Planes, trains, buses, motorcycles, cars and boats will get them as close as possible before setting off on foot to find hidden people groups. International Mission Board missionaries are going the extra mile, quite often literally. Why?

Missionary teams will traverse the roads less traveled to share the gospel to the hardest-to-reach people in the world. This road involves a 10-hour jeep ride across landslide-ridden terrain and steep cliffs sometimes exceeding 1,000-foot drops. (IMB photo)

“We’re going to the deepest part of lostness, the place where nobody is looking for these folks, to be able to make sure they have the opportunity to hear the life-giving good news that Jesus saves and can move us from perishing to life everlasting,” IMB Vice President John Brady said.

It will take a lot of research, something IMB already conducts at the highest possible level. The IMB is committed to finding and engaging people so far off the map that not much is known about them and their exposure to the gospel. Earlier this year, the IMB launched a new initiative, Project 3000, to engage 3,072 unengaged and unreached people groups. Of this number, 784 groups have no Scripture in their heart language.

New missionary explorers will be journeying into the unknown to find out where they live, learn about their culture, discern their literacy, develop ministry strategies and find people to partner with in the task.

Ray Henry Holiday is in the pioneering group of Project 3000 explorers.

The IMB wants to engage the remaining 3,000-plus unreached and unengaged people groups in the world. Many are on this list because they literally live in “hard-to-reach” places. (IMB photo)

The Tennessean travels with a national partner to remote areas in South Asia for six weeks at a time to live among one of his 10 people groups. Once they arrive in the general area, they find transportation and accommodation.

Ray compared his job to how Jesus sent out the 72. He’ll go with minimal supplies — “carrying my home on my back.”

He collects as much demographic information as he can and builds relationships. While he uses a translator, he also takes time to study the people’s language.

During his university years, Ray served in Central Asia with the IMB’s Hands On program. He thought he’d be headed back to the Central Asian country, but when he heard the Project 3000 job description, it was an echo of a burden and prayer the Lord placed on his heart three years ago.

As a high school student, Ray prayed from Isaiah 6:8, “Here I am, send me.” The verse was shared at an IMB job conference when the Project 3000 job was presented. It further confirmed his calling.

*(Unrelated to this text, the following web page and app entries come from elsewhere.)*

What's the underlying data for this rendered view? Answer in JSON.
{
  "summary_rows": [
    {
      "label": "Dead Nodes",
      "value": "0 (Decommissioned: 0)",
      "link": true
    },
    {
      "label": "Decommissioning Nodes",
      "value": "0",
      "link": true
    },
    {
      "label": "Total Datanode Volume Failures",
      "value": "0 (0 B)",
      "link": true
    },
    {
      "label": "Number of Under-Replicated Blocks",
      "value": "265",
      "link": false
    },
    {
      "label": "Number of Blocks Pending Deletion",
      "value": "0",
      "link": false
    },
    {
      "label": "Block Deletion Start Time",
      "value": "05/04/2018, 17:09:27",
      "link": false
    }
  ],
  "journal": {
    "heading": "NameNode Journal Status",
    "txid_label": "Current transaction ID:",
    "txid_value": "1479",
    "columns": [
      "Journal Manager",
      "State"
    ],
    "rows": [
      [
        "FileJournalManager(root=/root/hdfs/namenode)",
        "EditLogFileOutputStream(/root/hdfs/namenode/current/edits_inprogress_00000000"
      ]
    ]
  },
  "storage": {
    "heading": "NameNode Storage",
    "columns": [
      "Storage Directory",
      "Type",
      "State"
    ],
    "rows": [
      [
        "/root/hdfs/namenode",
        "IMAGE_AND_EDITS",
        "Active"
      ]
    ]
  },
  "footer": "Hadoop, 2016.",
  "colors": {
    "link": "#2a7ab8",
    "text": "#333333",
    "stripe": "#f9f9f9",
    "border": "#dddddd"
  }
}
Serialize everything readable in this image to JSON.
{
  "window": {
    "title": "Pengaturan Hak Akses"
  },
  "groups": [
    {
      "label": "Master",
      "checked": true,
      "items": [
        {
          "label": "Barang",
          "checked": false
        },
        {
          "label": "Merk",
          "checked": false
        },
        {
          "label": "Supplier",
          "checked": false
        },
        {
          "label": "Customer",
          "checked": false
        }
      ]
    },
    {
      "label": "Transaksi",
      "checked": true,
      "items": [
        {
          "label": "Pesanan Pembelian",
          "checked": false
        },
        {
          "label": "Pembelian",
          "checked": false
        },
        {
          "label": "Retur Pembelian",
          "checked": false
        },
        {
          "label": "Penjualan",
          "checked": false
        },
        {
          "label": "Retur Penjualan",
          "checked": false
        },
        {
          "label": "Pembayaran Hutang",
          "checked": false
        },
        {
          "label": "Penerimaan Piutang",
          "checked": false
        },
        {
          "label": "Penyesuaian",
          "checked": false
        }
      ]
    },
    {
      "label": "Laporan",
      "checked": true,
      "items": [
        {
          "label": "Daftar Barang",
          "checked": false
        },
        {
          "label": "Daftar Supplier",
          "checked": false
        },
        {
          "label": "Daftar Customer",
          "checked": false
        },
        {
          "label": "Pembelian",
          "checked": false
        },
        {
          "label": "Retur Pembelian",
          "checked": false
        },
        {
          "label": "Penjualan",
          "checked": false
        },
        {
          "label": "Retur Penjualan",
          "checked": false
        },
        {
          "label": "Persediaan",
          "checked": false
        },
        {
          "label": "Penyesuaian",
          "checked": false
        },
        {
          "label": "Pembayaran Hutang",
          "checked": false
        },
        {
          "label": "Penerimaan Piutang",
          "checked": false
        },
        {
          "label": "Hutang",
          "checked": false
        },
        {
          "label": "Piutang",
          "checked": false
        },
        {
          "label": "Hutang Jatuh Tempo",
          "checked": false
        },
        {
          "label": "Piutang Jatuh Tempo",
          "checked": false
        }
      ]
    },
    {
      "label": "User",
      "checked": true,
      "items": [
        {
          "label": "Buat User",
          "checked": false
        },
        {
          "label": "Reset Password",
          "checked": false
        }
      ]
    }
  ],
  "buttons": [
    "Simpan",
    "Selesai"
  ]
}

Blowing dust is one of the challenges faced in traversing from one village to another that Project 3000 explorers will face. These missionary explorers will research and take the good news of Jesus into some of the hardest-to-reach places on earth. (IMB photo)

“It’s a hard job, and that is part of the reason why I felt called to it. I feel like I have the gifting and ability,” Ray said. “There is a great need. There is no one going to these folks.”

• Pray for Ray as he and other Project 3000 missionaries scout out and research their people groups.

• Pray the Lord will open the hearts of these unreached and unengaged people groups.

• Pray God will call more people to serve through Project 3000.

(* Some names have been changed for security reasons.)


— Tessa Sanchez writes for the International Mission Board.